Anyway, a brief demographic breakdown. Well over a third of the bands below (13 to be exact, not counting Accept, who now have a Jersey-born singer) come from the United States, including three from Texas and two from Georgia. Six come from Sweden; three from the U.K.; two each from Germany and France; one each from Ukraine, Canada, Denmark and Norway. Four picks (Spiders, The Shrine, Larman Clamor, Hellwell) are debuts, though the last of those has a singer who turned 55 in early December; seven bands Treponem Pal, Angel Witch, Mekong Delta covering their own convoluted prog-thrash, 45 Grave who might be old punks, but are at least as metal as Swans for chrissakes), Tygers of Pan Tang, Accept) have recording careers dating back to the ‘80s, but have experienced multiple hiatuses and lineup switcheroos since then, replacing members to achieve longevity like reptiles sprouting new tails. (Coven Worship New Gods -- basement goth-doom previously released only on super-limited vinyl to the band’s Detroit fans a quarter-century ago – is technically both a debut and from the ‘80s, if you want to get nit-picky.)

Record label of the year has to be Small Stone out of Detroit, which ties the venerable German-founded concern Nuclear Blast for first place by placing four artists on the honor roll ([Lord Fowl], Abrahma, Larman Clamor, Skånska Mord) despite being a shoe-string operation with way more limited distribution. Honorable mention goes to Pittsburgh’s maybe even smaller eight-year-old Shadow Kingdom, just behind with three entries (Coven, Altar Of Oblivion and Hellwell, plus if Pagan Altar’s The Time Lord hadn’t been disqualified for being a reissue, they'd have had four, too). And finally, it’s definitely worth a mention that four bands on the list (Spiders, 45 Grave, Christian Mistress, Royal Thunder) are fronted by women -- not a new trend by any stretch, but always a welcome one. 2013 should be so lucky!
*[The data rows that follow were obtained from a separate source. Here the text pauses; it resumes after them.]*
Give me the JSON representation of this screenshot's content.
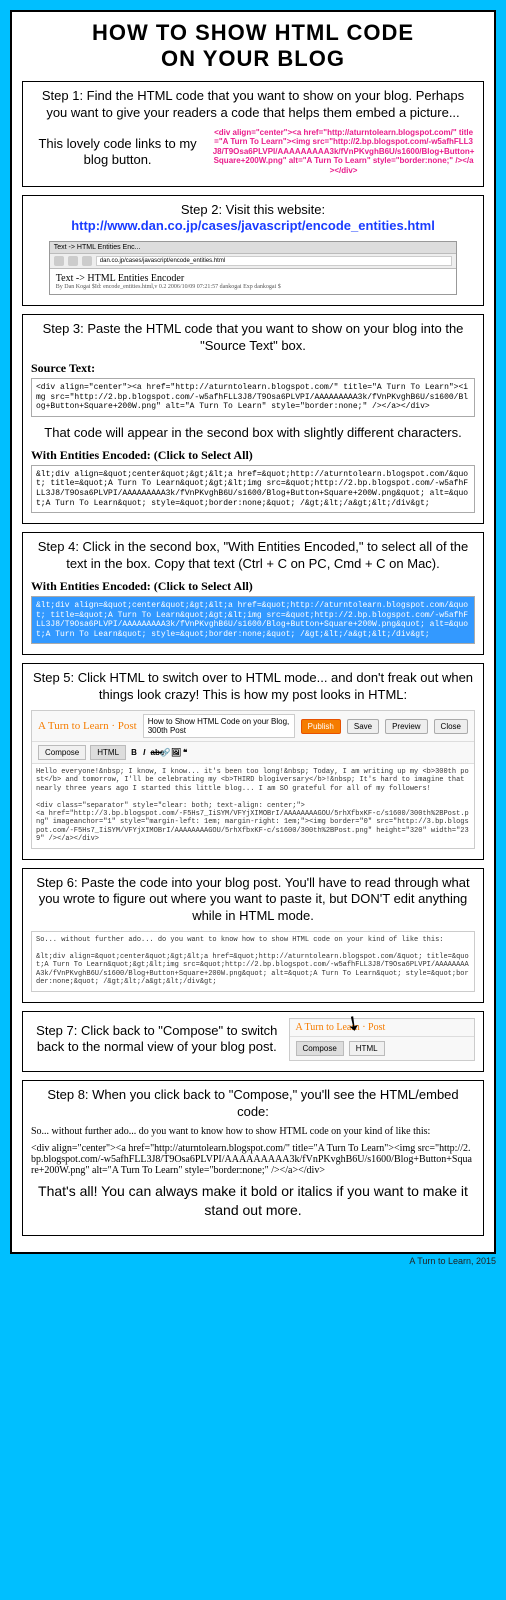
{
  "title_line1": "HOW TO SHOW HTML CODE",
  "title_line2": "ON YOUR BLOG",
  "steps": {
    "s1": {
      "text": "Step 1: Find the HTML code that you want to show on your blog.  Perhaps you want to give your readers a code that helps them embed a picture...",
      "caption": "This lovely code links to my blog button.",
      "code": "<div align=\"center\"><a href=\"http://aturntolearn.blogspot.com/\" title=\"A Turn To Learn\"><img src=\"http://2.bp.blogspot.com/-w5afhFLL3J8/T9Osa6PLVPI/AAAAAAAAA3k/fVnPKvghB6U/s1600/Blog+Button+Square+200W.png\" alt=\"A Turn To Learn\" style=\"border:none;\" /></a></div>"
    },
    "s2": {
      "text": "Step 2: Visit this website: ",
      "url": "http://www.dan.co.jp/cases/javascript/encode_entities.html",
      "browser_tab": "Text -> HTML Entities Enc...",
      "browser_title": "Text -> HTML Entities Encoder",
      "browser_sub": "By Dan Kogai $Id: encode_entities.html,v 0.2 2006/10/09 07:21:57 dankogai Exp dankogai $"
    },
    "s3": {
      "text": "Step 3: Paste the HTML code that you want to show on your blog into the \"Source Text\" box.",
      "label": "Source Text:",
      "box": "<div align=\"center\"><a href=\"http://aturntolearn.blogspot.com/\" title=\"A Turn To Learn\"><img src=\"http://2.bp.blogspot.com/-w5afhFLL3J8/T9Osa6PLVPI/AAAAAAAAA3k/fVnPKvghB6U/s1600/Blog+Button+Square+200W.png\" alt=\"A Turn To Learn\" style=\"border:none;\" /></a></div>",
      "mid_text": "That code will appear in the second box with slightly different characters.",
      "label2": "With Entities Encoded: (Click to Select All)",
      "box2": "&lt;div align=&quot;center&quot;&gt;&lt;a href=&quot;http://aturntolearn.blogspot.com/&quot; title=&quot;A Turn To Learn&quot;&gt;&lt;img src=&quot;http://2.bp.blogspot.com/-w5afhFLL3J8/T9Osa6PLVPI/AAAAAAAAA3k/fVnPKvghB6U/s1600/Blog+Button+Square+200W.png&quot; alt=&quot;A Turn To Learn&quot; style=&quot;border:none;&quot; /&gt;&lt;/a&gt;&lt;/div&gt;"
    },
    "s4": {
      "text": "Step 4: Click in the second box, \"With Entities Encoded,\" to select all of the text in the box. Copy that text (Ctrl + C on PC, Cmd + C on Mac).",
      "label": "With Entities Encoded: (Click to Select All)",
      "box": "&lt;div align=&quot;center&quot;&gt;&lt;a href=&quot;http://aturntolearn.blogspot.com/&quot; title=&quot;A Turn To Learn&quot;&gt;&lt;img src=&quot;http://2.bp.blogspot.com/-w5afhFLL3J8/T9Osa6PLVPI/AAAAAAAAA3k/fVnPKvghB6U/s1600/Blog+Button+Square+200W.png&quot; alt=&quot;A Turn To Learn&quot; style=&quot;border:none;&quot; /&gt;&lt;/a&gt;&lt;/div&gt;"
    },
    "s5": {
      "text": "Step 5: Click HTML to switch over to HTML mode... and don't freak out when things look crazy! This is how my post looks in HTML:",
      "blogger_logo": "A Turn to Learn · Post",
      "post_title": "How to Show HTML Code on your Blog, 300th Post",
      "btn_publish": "Publish",
      "btn_save": "Save",
      "btn_preview": "Preview",
      "btn_close": "Close",
      "tab_compose": "Compose",
      "tab_html": "HTML",
      "body": "Hello everyone!&nbsp; I know, I know... it's been too long!&nbsp; Today, I am writing up my <b>300th post</b> and tomorrow, I'll be celebrating my <b>THIRD blogiversary</b>!&nbsp; It's hard to imagine that nearly three years ago I started this little blog... I am SO grateful for all of my followers!\n\n<div class=\"separator\" style=\"clear: both; text-align: center;\">\n<a href=\"http://3.bp.blogspot.com/-F5Hs7_IiSYM/VFYjXIMOBrI/AAAAAAAAGOU/5rhXfbxKF-c/s1600/300th%2BPost.png\" imageanchor=\"1\" style=\"margin-left: 1em; margin-right: 1em;\"><img border=\"0\" src=\"http://3.bp.blogspot.com/-F5Hs7_IiSYM/VFYjXIMOBrI/AAAAAAAAGOU/5rhXfbxKF-c/s1600/300th%2BPost.png\" height=\"320\" width=\"239\" /></a></div>"
    },
    "s6": {
      "text": "Step 6: Paste the code into your blog post.  You'll have to read through what you wrote to figure out where you want to paste it, but DON'T edit anything while in HTML mode.",
      "body": "So... without further ado... do you want to know how to show HTML code on your kind of like this:\n\n&lt;div align=&quot;center&quot;&gt;&lt;a href=&quot;http://aturntolearn.blogspot.com/&quot; title=&quot;A Turn To Learn&quot;&gt;&lt;img src=&quot;http://2.bp.blogspot.com/-w5afhFLL3J8/T9Osa6PLVPI/AAAAAAAAA3k/fVnPKvghB6U/s1600/Blog+Button+Square+200W.png&quot; alt=&quot;A Turn To Learn&quot; style=&quot;border:none;&quot; /&gt;&lt;/a&gt;&lt;/div&gt;"
    },
    "s7": {
      "text": "Step 7: Click back to \"Compose\" to switch back to the normal view of your blog post.",
      "logo": "A Turn to Learn · Post",
      "tab_compose": "Compose",
      "tab_html": "HTML"
    },
    "s8": {
      "text": "Step 8: When you click back to \"Compose,\" you'll see the HTML/embed code:",
      "intro": "So... without further ado... do you want to know how to show HTML code on your kind of like this:",
      "code": "<div align=\"center\"><a href=\"http://aturntolearn.blogspot.com/\" title=\"A Turn To Learn\"><img src=\"http://2.bp.blogspot.com/-w5afhFLL3J8/T9Osa6PLVPI/AAAAAAAAA3k/fVnPKvghB6U/s1600/Blog+Button+Square+200W.png\" alt=\"A Turn To Learn\" style=\"border:none;\" /></a></div>",
      "outro": "That's all! You can always make it bold or italics if you want to make it stand out more."
    }
  },
  "footer": "A Turn to Learn, 2015"
}
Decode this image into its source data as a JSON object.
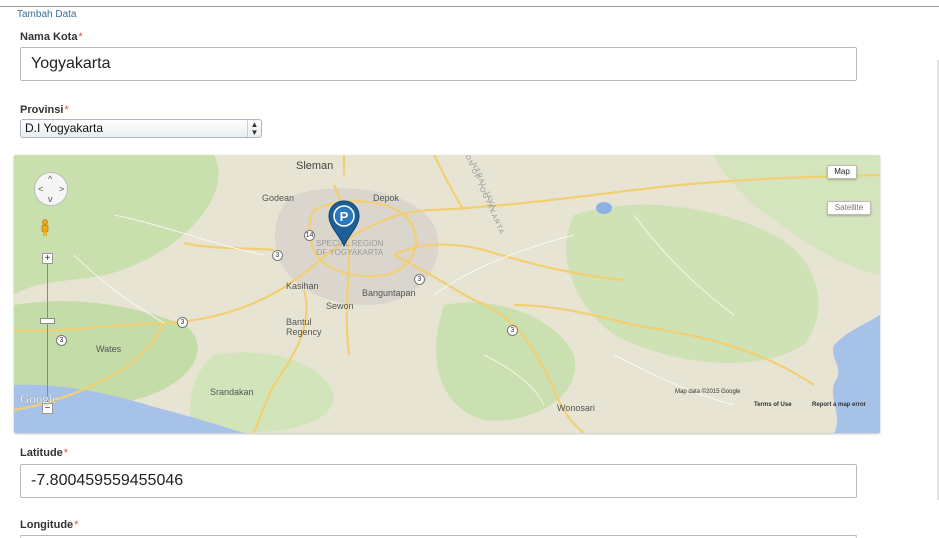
{
  "form": {
    "section_title": "Tambah Data",
    "required_mark": "*",
    "nama_kota": {
      "label": "Nama Kota",
      "value": "Yogyakarta"
    },
    "provinsi": {
      "label": "Provinsi",
      "selected": "D.I Yogyakarta"
    },
    "latitude": {
      "label": "Latitude",
      "value": "-7.800459559455046"
    },
    "longitude": {
      "label": "Longitude",
      "value": ""
    }
  },
  "map": {
    "type_buttons": {
      "map": "Map",
      "satellite": "Satellite"
    },
    "zoom": {
      "in": "+",
      "out": "−"
    },
    "pan_glyphs": {
      "up": "^",
      "down": "v",
      "left": "<",
      "right": ">"
    },
    "marker_letter": "P",
    "places": {
      "sleman": "Sleman",
      "godean": "Godean",
      "depok": "Depok",
      "special_region": "SPECIAL REGION\nOF YOGYAKARTA",
      "kasihan": "Kasihan",
      "sewon": "Sewon",
      "banguntapan": "Banguntapan",
      "bantul": "Bantul\nRegency",
      "wates": "Wates",
      "srandakan": "Srandakan",
      "wonosari": "Wonosari",
      "central_java": "NTRAL JAVA",
      "region_of_yogyakarta": "GION OF YOGYAKARTA"
    },
    "road_shields": [
      "14",
      "3",
      "3",
      "3",
      "3",
      "3"
    ],
    "google_logo": "Google",
    "attribution": {
      "map_data": "Map data ©2015 Google",
      "terms": "Terms of Use",
      "report": "Report a map error"
    },
    "colors": {
      "land": "#e8e4d3",
      "greenery": "#c4dca8",
      "urban": "#d9d6cf",
      "water": "#a7c2e8",
      "road": "#f2cf72",
      "marker": "#1e5f98"
    }
  }
}
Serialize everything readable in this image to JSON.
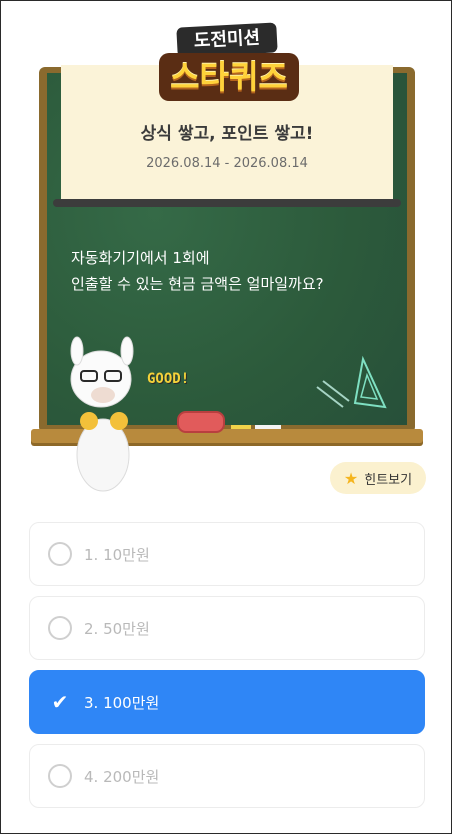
{
  "logo": {
    "top": "도전미션",
    "main": "스타퀴즈"
  },
  "board": {
    "title": "상식 쌓고, 포인트 쌓고!",
    "date": "2026.08.14 - 2026.08.14",
    "question_line1": "자동화기기에서 1회에",
    "question_line2": "인출할 수 있는 현금 금액은 얼마일까요?",
    "good": "GOOD!"
  },
  "hint": {
    "label": "힌트보기",
    "icon": "star-icon"
  },
  "options": [
    {
      "label": "1. 10만원",
      "selected": false
    },
    {
      "label": "2. 50만원",
      "selected": false
    },
    {
      "label": "3. 100만원",
      "selected": true
    },
    {
      "label": "4. 200만원",
      "selected": false
    }
  ],
  "colors": {
    "board": "#2e5e3e",
    "frame": "#8a6a2e",
    "accent": "#2f86f6",
    "hint_bg": "#fbf1cf"
  }
}
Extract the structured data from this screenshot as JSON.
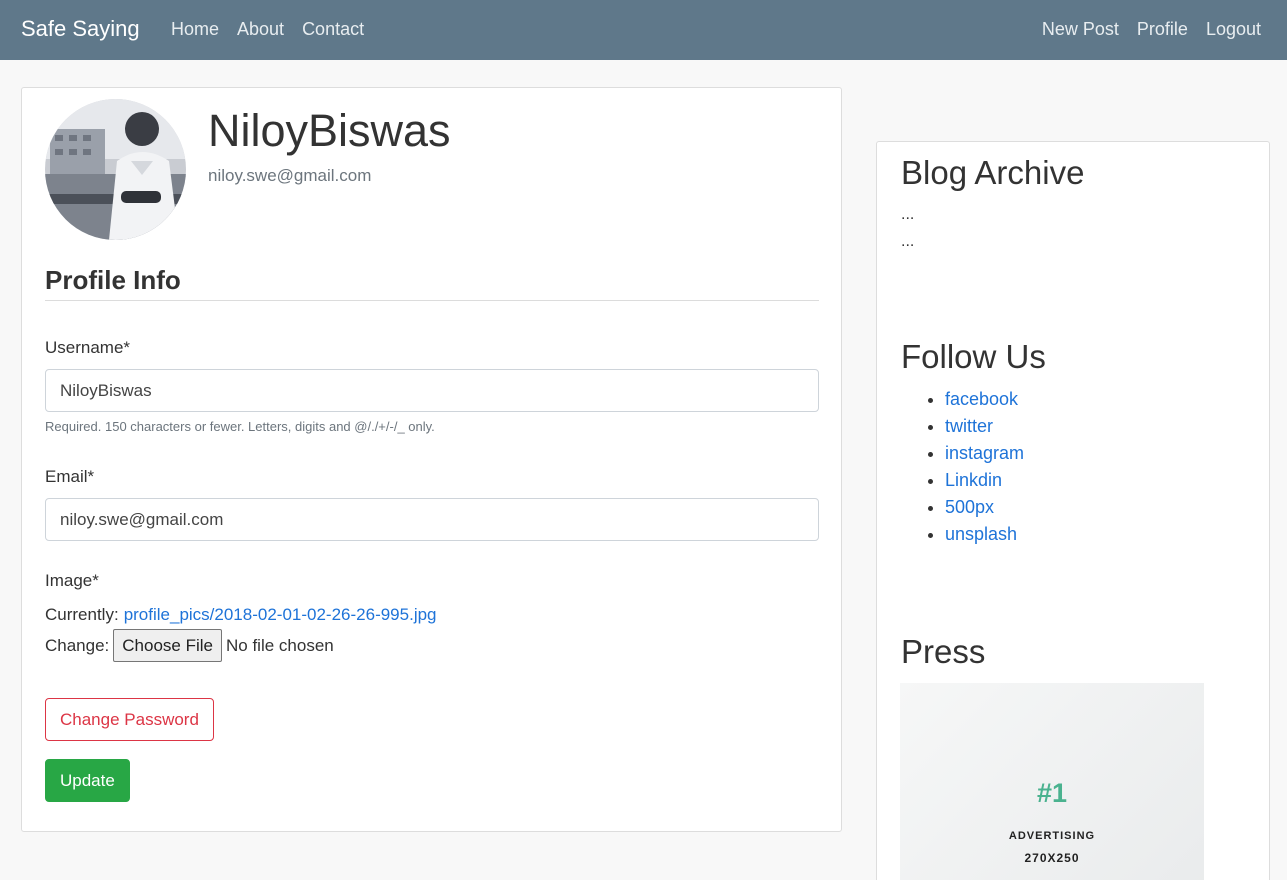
{
  "navbar": {
    "brand": "Safe Saying",
    "left_links": [
      "Home",
      "About",
      "Contact"
    ],
    "right_links": [
      "New Post",
      "Profile",
      "Logout"
    ]
  },
  "profile": {
    "username": "NiloyBiswas",
    "email": "niloy.swe@gmail.com",
    "section_title": "Profile Info"
  },
  "form": {
    "username_label": "Username*",
    "username_value": "NiloyBiswas",
    "username_help": "Required. 150 characters or fewer. Letters, digits and @/./+/-/_ only.",
    "email_label": "Email*",
    "email_value": "niloy.swe@gmail.com",
    "image_label": "Image*",
    "currently_label": "Currently:",
    "current_file": "profile_pics/2018-02-01-02-26-26-995.jpg",
    "change_label": "Change:",
    "choose_file_label": "Choose File",
    "no_file_text": "No file chosen",
    "change_password_label": "Change Password",
    "update_label": "Update"
  },
  "sidebar": {
    "archive_title": "Blog Archive",
    "archive_items": [
      "...",
      "..."
    ],
    "follow_title": "Follow Us",
    "follow_links": [
      "facebook",
      "twitter",
      "instagram",
      "Linkdin",
      "500px",
      "unsplash"
    ],
    "press_title": "Press",
    "ad": {
      "rank": "#1",
      "line1": "ADVERTISING",
      "line2": "270X250"
    }
  },
  "colors": {
    "navbar_bg": "#5f788a",
    "link": "#1e73d8",
    "danger": "#dc3545",
    "success": "#28a745",
    "ad_accent": "#4ab28f"
  }
}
30) Baroness, Yellow & Green
29) Crazy Lixx, Riot Avenue
28) Ulver, Childhood’s End
27) Accept, Stalingrad
26) Witchcraft, Legend
25) Honky, 421
24) Skånska Mord, Paths To Charon
23) Tygers of Pan Tang, Ambush
22) Bullet, Full Pull
21) Hellwell, Beyond The Boundardies Of Sin
20) Altar Of Oblivion, Grand Gesture Of Defiance
19) The Sword, Apocryphon
18) Royal Thunder, CVI
17) Larman Clamor, Frogs
16) Abrahma, Through The Dusty Paths Of Our Lives
15) Pharaoh, Bury The Light
14) Christian Mistress, Possession
13) 3 Inches Of Blood, Long Live Heavy Metal
12) The Shrine, Primitive Blast
11) Bible Of The Devil, For The Love Of Thugs & Fools
10) Lord Fowl, Moon Queen
9) Venomous Maximus, Beg Upon The Light
8) 45 Grave, Pick Your Poison
7) Spiders, Flash Point
6) Coven, Worship New Gods
5) Grand Magus, The Hunt
4) Mekong Delta, Intersections
3) Angel Witch, As Above, So Below
2) Thunderkraft, Totentanz
1) Treponem Pal, Survival Sounds

Rhapsody on your desktop or mobile device

Listen to the songs you love. Anytime, anywhere.

14 day free trial, then just $9.99/month for Rhapsody Premier. View all plans